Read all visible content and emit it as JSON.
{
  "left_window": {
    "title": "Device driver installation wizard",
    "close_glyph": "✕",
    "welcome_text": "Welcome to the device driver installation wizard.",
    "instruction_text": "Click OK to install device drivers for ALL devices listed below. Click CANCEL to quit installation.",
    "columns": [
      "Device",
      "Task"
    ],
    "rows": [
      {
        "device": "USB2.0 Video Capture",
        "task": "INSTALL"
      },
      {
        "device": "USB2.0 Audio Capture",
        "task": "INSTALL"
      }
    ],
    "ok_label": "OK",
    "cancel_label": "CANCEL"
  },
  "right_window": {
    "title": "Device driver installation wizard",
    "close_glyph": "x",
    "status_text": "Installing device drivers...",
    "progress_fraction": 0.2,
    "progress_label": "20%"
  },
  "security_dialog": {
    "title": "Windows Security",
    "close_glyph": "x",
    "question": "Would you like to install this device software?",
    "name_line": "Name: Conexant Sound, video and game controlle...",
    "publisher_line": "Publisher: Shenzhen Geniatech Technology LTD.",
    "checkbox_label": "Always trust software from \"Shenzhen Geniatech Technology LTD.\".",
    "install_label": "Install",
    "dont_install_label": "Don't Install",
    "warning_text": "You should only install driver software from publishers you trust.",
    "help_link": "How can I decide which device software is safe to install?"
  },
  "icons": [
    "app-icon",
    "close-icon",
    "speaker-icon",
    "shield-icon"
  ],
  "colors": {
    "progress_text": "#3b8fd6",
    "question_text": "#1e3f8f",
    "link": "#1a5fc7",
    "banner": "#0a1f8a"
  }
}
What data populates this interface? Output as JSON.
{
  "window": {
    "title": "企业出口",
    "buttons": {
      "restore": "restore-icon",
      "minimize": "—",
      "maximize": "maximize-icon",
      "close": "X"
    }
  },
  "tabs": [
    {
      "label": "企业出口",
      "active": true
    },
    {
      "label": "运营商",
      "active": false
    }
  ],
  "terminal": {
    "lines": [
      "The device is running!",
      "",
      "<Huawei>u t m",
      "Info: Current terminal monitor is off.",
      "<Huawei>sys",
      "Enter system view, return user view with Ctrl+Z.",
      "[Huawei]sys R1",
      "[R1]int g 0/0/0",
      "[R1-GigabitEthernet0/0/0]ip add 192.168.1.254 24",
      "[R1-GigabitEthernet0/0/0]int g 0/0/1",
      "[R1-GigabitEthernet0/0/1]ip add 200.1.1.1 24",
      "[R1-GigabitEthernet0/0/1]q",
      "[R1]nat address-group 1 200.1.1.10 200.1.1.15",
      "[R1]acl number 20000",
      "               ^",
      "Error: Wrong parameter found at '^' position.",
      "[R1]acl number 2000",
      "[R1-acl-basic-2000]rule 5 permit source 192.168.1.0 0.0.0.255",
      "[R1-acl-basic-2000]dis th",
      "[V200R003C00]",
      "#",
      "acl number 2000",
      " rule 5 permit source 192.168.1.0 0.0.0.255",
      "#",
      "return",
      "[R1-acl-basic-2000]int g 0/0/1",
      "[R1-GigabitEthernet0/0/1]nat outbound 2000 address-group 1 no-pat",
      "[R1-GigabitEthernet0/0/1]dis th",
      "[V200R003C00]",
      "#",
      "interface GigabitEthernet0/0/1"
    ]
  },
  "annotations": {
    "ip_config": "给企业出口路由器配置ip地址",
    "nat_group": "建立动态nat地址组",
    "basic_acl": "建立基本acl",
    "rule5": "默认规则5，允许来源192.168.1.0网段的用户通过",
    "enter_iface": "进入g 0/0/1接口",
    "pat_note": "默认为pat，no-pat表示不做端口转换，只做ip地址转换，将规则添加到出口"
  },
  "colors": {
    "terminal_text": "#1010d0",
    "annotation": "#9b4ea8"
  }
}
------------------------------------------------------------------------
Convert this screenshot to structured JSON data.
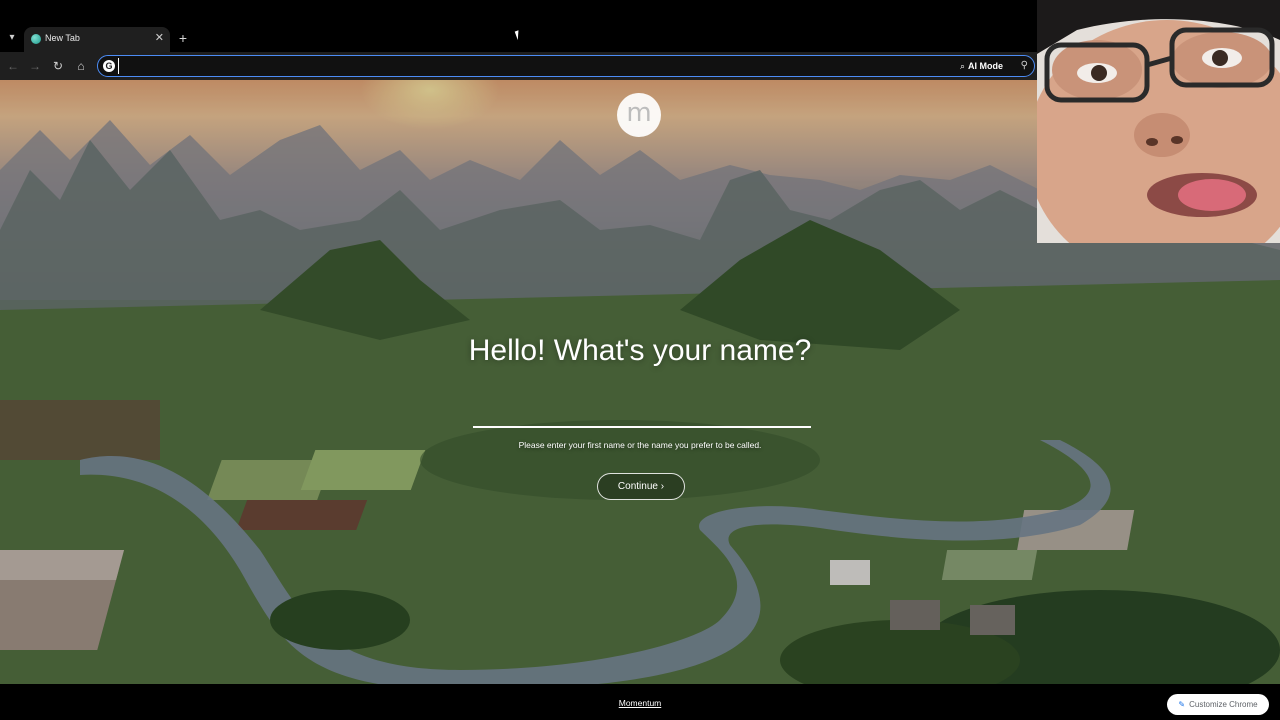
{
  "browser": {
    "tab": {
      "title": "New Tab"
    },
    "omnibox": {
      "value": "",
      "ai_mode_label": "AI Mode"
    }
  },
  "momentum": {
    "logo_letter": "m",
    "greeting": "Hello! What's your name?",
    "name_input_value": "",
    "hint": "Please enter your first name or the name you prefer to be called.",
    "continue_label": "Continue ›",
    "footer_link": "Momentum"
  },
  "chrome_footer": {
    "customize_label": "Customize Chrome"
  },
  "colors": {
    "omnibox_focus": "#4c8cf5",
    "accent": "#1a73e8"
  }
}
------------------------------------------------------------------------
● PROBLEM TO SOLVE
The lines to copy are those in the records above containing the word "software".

● ANSWER TO THIS PROBLEM
    "question": "Would you like to install this device software?",
    "checkbox_label": "Always trust software from \"Shenzhen Geniatech Technology LTD.\".",
    "warning_text": "You should only install driver software from publishers you trust.",
    "help_link": "How can I decide which device software is safe to install?"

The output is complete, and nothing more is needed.